_TASK REQUIREMENTS:_ Using the listing below, return every line that includes "Feedback".

Segment Start: THE DATA

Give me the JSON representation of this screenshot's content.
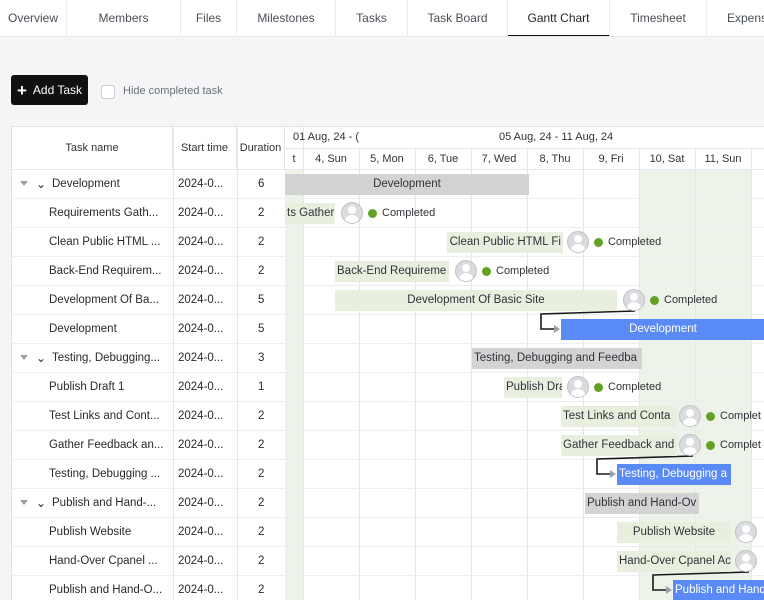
{
  "tabs": [
    {
      "label": "Overview"
    },
    {
      "label": "Members"
    },
    {
      "label": "Files"
    },
    {
      "label": "Milestones"
    },
    {
      "label": "Tasks"
    },
    {
      "label": "Task Board"
    },
    {
      "label": "Gantt Chart"
    },
    {
      "label": "Timesheet"
    },
    {
      "label": "Expens"
    }
  ],
  "active_tab": "Gantt Chart",
  "toolbar": {
    "add_task_label": "Add Task",
    "hide_completed_label": "Hide completed task",
    "hide_completed_checked": false
  },
  "columns": {
    "task_name": "Task name",
    "start_time": "Start time",
    "duration": "Duration"
  },
  "timeline": {
    "week_label_1": "01 Aug, 24 - (",
    "week_label_2": "05 Aug, 24 - 11 Aug, 24",
    "days": [
      "t",
      "4, Sun",
      "5, Mon",
      "6, Tue",
      "7, Wed",
      "8, Thu",
      "9, Fri",
      "10, Sat",
      "11, Sun"
    ]
  },
  "rows": [
    {
      "name": "Development",
      "start": "2024-0...",
      "duration": "6",
      "group": true
    },
    {
      "name": "Requirements Gath...",
      "start": "2024-0...",
      "duration": "2"
    },
    {
      "name": "Clean Public HTML ...",
      "start": "2024-0...",
      "duration": "2"
    },
    {
      "name": "Back-End Requirem...",
      "start": "2024-0...",
      "duration": "2"
    },
    {
      "name": "Development Of Ba...",
      "start": "2024-0...",
      "duration": "5"
    },
    {
      "name": "Development",
      "start": "2024-0...",
      "duration": "5"
    },
    {
      "name": "Testing, Debugging...",
      "start": "2024-0...",
      "duration": "3",
      "group": true
    },
    {
      "name": "Publish Draft 1",
      "start": "2024-0...",
      "duration": "1"
    },
    {
      "name": "Test Links and Cont...",
      "start": "2024-0...",
      "duration": "2"
    },
    {
      "name": "Gather Feedback an...",
      "start": "2024-0...",
      "duration": "2"
    },
    {
      "name": "Testing, Debugging ...",
      "start": "2024-0...",
      "duration": "2"
    },
    {
      "name": "Publish and Hand-...",
      "start": "2024-0...",
      "duration": "2",
      "group": true
    },
    {
      "name": "Publish Website",
      "start": "2024-0...",
      "duration": "2"
    },
    {
      "name": "Hand-Over Cpanel ...",
      "start": "2024-0...",
      "duration": "2"
    },
    {
      "name": "Publish and Hand-O...",
      "start": "2024-0...",
      "duration": "2"
    }
  ],
  "bars": [
    {
      "label": "Development"
    },
    {
      "label": "ts Gather",
      "status": "Completed"
    },
    {
      "label": "Clean Public HTML Fi",
      "status": "Completed"
    },
    {
      "label": "Back-End Requireme",
      "status": "Completed"
    },
    {
      "label": "Development Of Basic Site",
      "status": "Completed"
    },
    {
      "label": "Development"
    },
    {
      "label": "Testing, Debugging and Feedba"
    },
    {
      "label": "Publish Dra",
      "status": "Completed"
    },
    {
      "label": "Test Links and Conta",
      "status": "Complet"
    },
    {
      "label": "Gather Feedback and",
      "status": "Complet"
    },
    {
      "label": "Testing, Debugging a"
    },
    {
      "label": "Publish and Hand-Ov"
    },
    {
      "label": "Publish Website"
    },
    {
      "label": "Hand-Over Cpanel Ac"
    },
    {
      "label": "Publish and Hand"
    }
  ],
  "colors": {
    "summary_bar": "#d3d3d4",
    "completed_bar": "#e8efdf",
    "active_bar": "#5a8af5",
    "completed_dot": "#63a126"
  }
}
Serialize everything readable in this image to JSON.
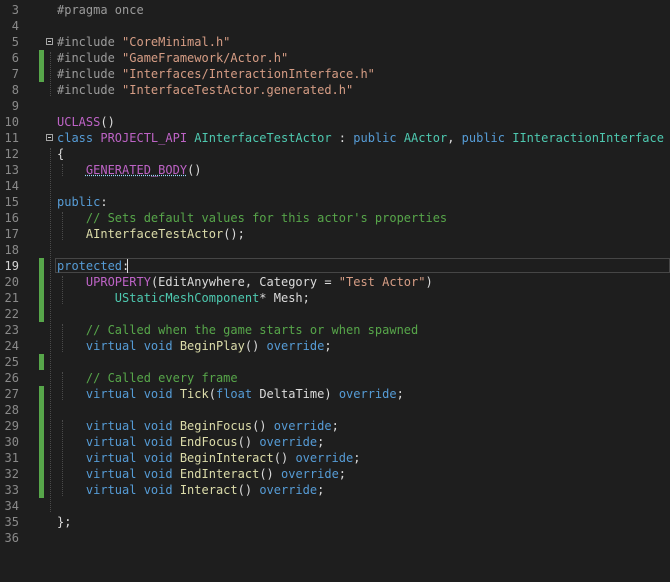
{
  "editor": {
    "lines": [
      {
        "n": "3",
        "parts": [
          {
            "t": "#pragma once",
            "c": "pp"
          }
        ]
      },
      {
        "n": "4",
        "parts": []
      },
      {
        "n": "5",
        "fold": true,
        "parts": [
          {
            "t": "#include ",
            "c": "pp"
          },
          {
            "t": "\"CoreMinimal.h\"",
            "c": "str"
          }
        ]
      },
      {
        "n": "6",
        "changed": true,
        "parts": [
          {
            "t": "#include ",
            "c": "pp"
          },
          {
            "t": "\"GameFramework/Actor.h\"",
            "c": "str"
          }
        ]
      },
      {
        "n": "7",
        "changed": true,
        "parts": [
          {
            "t": "#include ",
            "c": "pp"
          },
          {
            "t": "\"Interfaces/InteractionInterface.h\"",
            "c": "str"
          }
        ]
      },
      {
        "n": "8",
        "parts": [
          {
            "t": "#include ",
            "c": "pp"
          },
          {
            "t": "\"InterfaceTestActor.generated.h\"",
            "c": "str"
          }
        ]
      },
      {
        "n": "9",
        "parts": []
      },
      {
        "n": "10",
        "parts": [
          {
            "t": "UCLASS",
            "c": "mac"
          },
          {
            "t": "()",
            "c": "tx"
          }
        ]
      },
      {
        "n": "11",
        "fold": true,
        "parts": [
          {
            "t": "class ",
            "c": "kw"
          },
          {
            "t": "PROJECTL_API ",
            "c": "mac"
          },
          {
            "t": "AInterfaceTestActor",
            "c": "ty"
          },
          {
            "t": " : ",
            "c": "tx"
          },
          {
            "t": "public ",
            "c": "kw"
          },
          {
            "t": "AActor",
            "c": "ty"
          },
          {
            "t": ", ",
            "c": "tx"
          },
          {
            "t": "public ",
            "c": "kw"
          },
          {
            "t": "IInteractionInterface",
            "c": "ty"
          }
        ]
      },
      {
        "n": "12",
        "parts": [
          {
            "t": "{",
            "c": "tx"
          }
        ]
      },
      {
        "n": "13",
        "parts": [
          {
            "t": "    ",
            "c": "tx"
          },
          {
            "t": "GENERATED_BODY",
            "c": "mac",
            "u": true
          },
          {
            "t": "()",
            "c": "tx"
          }
        ]
      },
      {
        "n": "14",
        "parts": []
      },
      {
        "n": "15",
        "parts": [
          {
            "t": "public",
            "c": "kw"
          },
          {
            "t": ":",
            "c": "tx"
          }
        ]
      },
      {
        "n": "16",
        "parts": [
          {
            "t": "    ",
            "c": "tx"
          },
          {
            "t": "// Sets default values for this actor's properties",
            "c": "cm"
          }
        ]
      },
      {
        "n": "17",
        "parts": [
          {
            "t": "    ",
            "c": "tx"
          },
          {
            "t": "AInterfaceTestActor",
            "c": "fn"
          },
          {
            "t": "();",
            "c": "tx"
          }
        ]
      },
      {
        "n": "18",
        "parts": []
      },
      {
        "n": "19",
        "changed": true,
        "current": true,
        "parts": [
          {
            "t": "protected",
            "c": "kw"
          },
          {
            "t": ":",
            "c": "tx"
          }
        ]
      },
      {
        "n": "20",
        "changed": true,
        "parts": [
          {
            "t": "    ",
            "c": "tx"
          },
          {
            "t": "UPROPERTY",
            "c": "mac"
          },
          {
            "t": "(EditAnywhere, Category = ",
            "c": "tx"
          },
          {
            "t": "\"Test Actor\"",
            "c": "str"
          },
          {
            "t": ")",
            "c": "tx"
          }
        ]
      },
      {
        "n": "21",
        "changed": true,
        "parts": [
          {
            "t": "        ",
            "c": "tx"
          },
          {
            "t": "UStaticMeshComponent",
            "c": "ty"
          },
          {
            "t": "* Mesh;",
            "c": "tx"
          }
        ]
      },
      {
        "n": "22",
        "changed": true,
        "parts": []
      },
      {
        "n": "23",
        "parts": [
          {
            "t": "    ",
            "c": "tx"
          },
          {
            "t": "// Called when the game starts or when spawned",
            "c": "cm"
          }
        ]
      },
      {
        "n": "24",
        "parts": [
          {
            "t": "    ",
            "c": "tx"
          },
          {
            "t": "virtual ",
            "c": "kw"
          },
          {
            "t": "void ",
            "c": "kw"
          },
          {
            "t": "BeginPlay",
            "c": "fn"
          },
          {
            "t": "() ",
            "c": "tx"
          },
          {
            "t": "override",
            "c": "kw"
          },
          {
            "t": ";",
            "c": "tx"
          }
        ]
      },
      {
        "n": "25",
        "changed": true,
        "parts": []
      },
      {
        "n": "26",
        "parts": [
          {
            "t": "    ",
            "c": "tx"
          },
          {
            "t": "// Called every frame",
            "c": "cm"
          }
        ]
      },
      {
        "n": "27",
        "changed": true,
        "parts": [
          {
            "t": "    ",
            "c": "tx"
          },
          {
            "t": "virtual ",
            "c": "kw"
          },
          {
            "t": "void ",
            "c": "kw"
          },
          {
            "t": "Tick",
            "c": "fn"
          },
          {
            "t": "(",
            "c": "tx"
          },
          {
            "t": "float ",
            "c": "kw"
          },
          {
            "t": "DeltaTime) ",
            "c": "tx"
          },
          {
            "t": "override",
            "c": "kw"
          },
          {
            "t": ";",
            "c": "tx"
          }
        ]
      },
      {
        "n": "28",
        "changed": true,
        "parts": []
      },
      {
        "n": "29",
        "changed": true,
        "parts": [
          {
            "t": "    ",
            "c": "tx"
          },
          {
            "t": "virtual ",
            "c": "kw"
          },
          {
            "t": "void ",
            "c": "kw"
          },
          {
            "t": "BeginFocus",
            "c": "fn"
          },
          {
            "t": "() ",
            "c": "tx"
          },
          {
            "t": "override",
            "c": "kw"
          },
          {
            "t": ";",
            "c": "tx"
          }
        ]
      },
      {
        "n": "30",
        "changed": true,
        "parts": [
          {
            "t": "    ",
            "c": "tx"
          },
          {
            "t": "virtual ",
            "c": "kw"
          },
          {
            "t": "void ",
            "c": "kw"
          },
          {
            "t": "EndFocus",
            "c": "fn"
          },
          {
            "t": "() ",
            "c": "tx"
          },
          {
            "t": "override",
            "c": "kw"
          },
          {
            "t": ";",
            "c": "tx"
          }
        ]
      },
      {
        "n": "31",
        "changed": true,
        "parts": [
          {
            "t": "    ",
            "c": "tx"
          },
          {
            "t": "virtual ",
            "c": "kw"
          },
          {
            "t": "void ",
            "c": "kw"
          },
          {
            "t": "BeginInteract",
            "c": "fn"
          },
          {
            "t": "() ",
            "c": "tx"
          },
          {
            "t": "override",
            "c": "kw"
          },
          {
            "t": ";",
            "c": "tx"
          }
        ]
      },
      {
        "n": "32",
        "changed": true,
        "parts": [
          {
            "t": "    ",
            "c": "tx"
          },
          {
            "t": "virtual ",
            "c": "kw"
          },
          {
            "t": "void ",
            "c": "kw"
          },
          {
            "t": "EndInteract",
            "c": "fn"
          },
          {
            "t": "() ",
            "c": "tx"
          },
          {
            "t": "override",
            "c": "kw"
          },
          {
            "t": ";",
            "c": "tx"
          }
        ]
      },
      {
        "n": "33",
        "changed": true,
        "parts": [
          {
            "t": "    ",
            "c": "tx"
          },
          {
            "t": "virtual ",
            "c": "kw"
          },
          {
            "t": "void ",
            "c": "kw"
          },
          {
            "t": "Interact",
            "c": "fn"
          },
          {
            "t": "() ",
            "c": "tx"
          },
          {
            "t": "override",
            "c": "kw"
          },
          {
            "t": ";",
            "c": "tx"
          }
        ]
      },
      {
        "n": "34",
        "parts": []
      },
      {
        "n": "35",
        "parts": [
          {
            "t": "};",
            "c": "tx"
          }
        ]
      },
      {
        "n": "36",
        "parts": []
      }
    ]
  },
  "colors": {
    "background": "#1e1e1e",
    "keyword": "#569cd6",
    "string": "#d69d85",
    "comment": "#57a64a",
    "type": "#4ec9b0",
    "macro": "#bd63c5",
    "function": "#dcdcaa",
    "change_bar": "#57a64a"
  }
}
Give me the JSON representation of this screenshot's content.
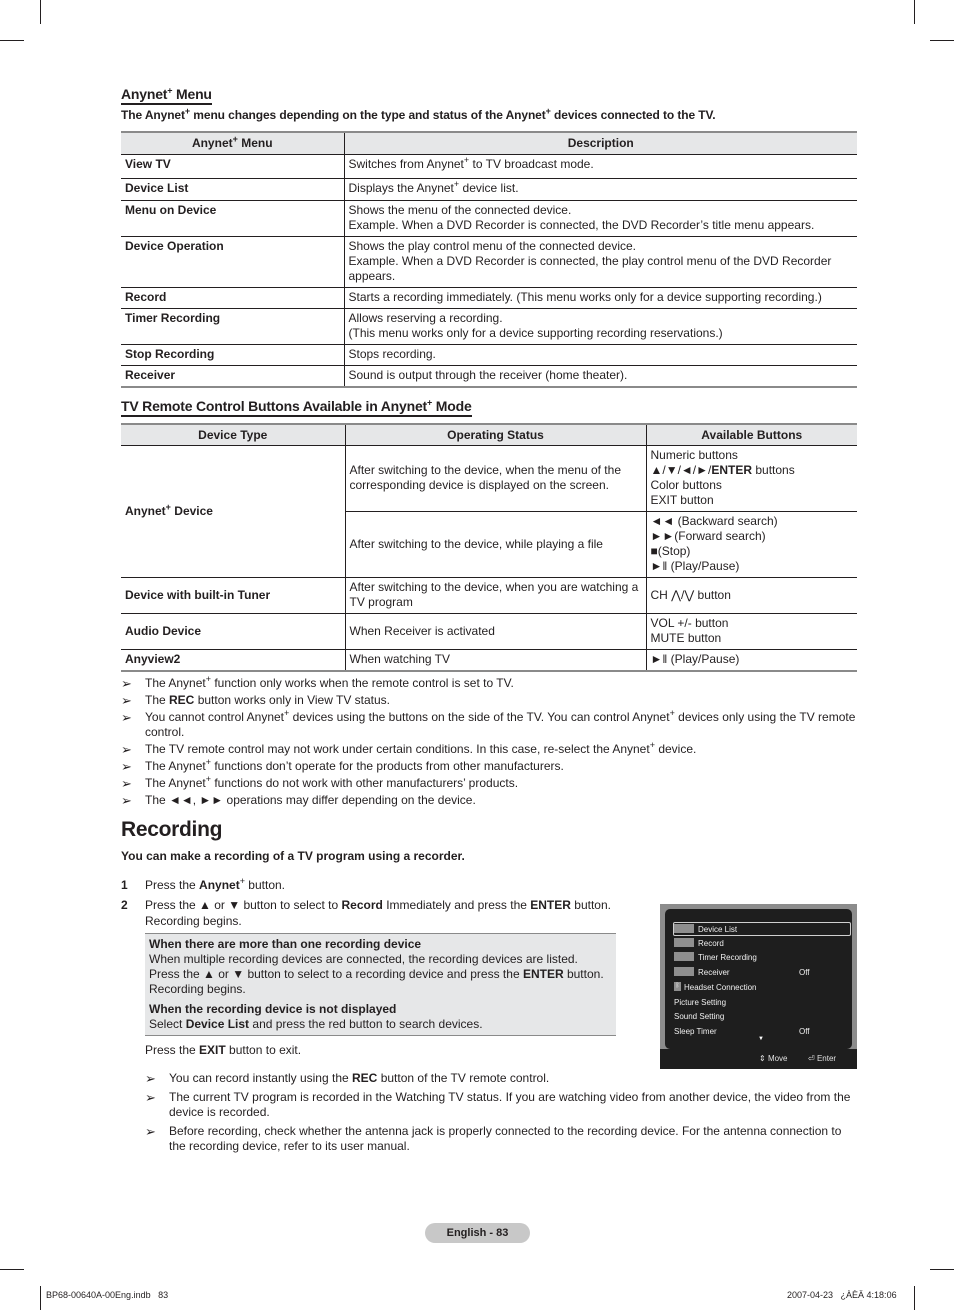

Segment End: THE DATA

_RESPONSE:_
      "name": "Gather Feedback an...",
      "label": "Gather Feedback and",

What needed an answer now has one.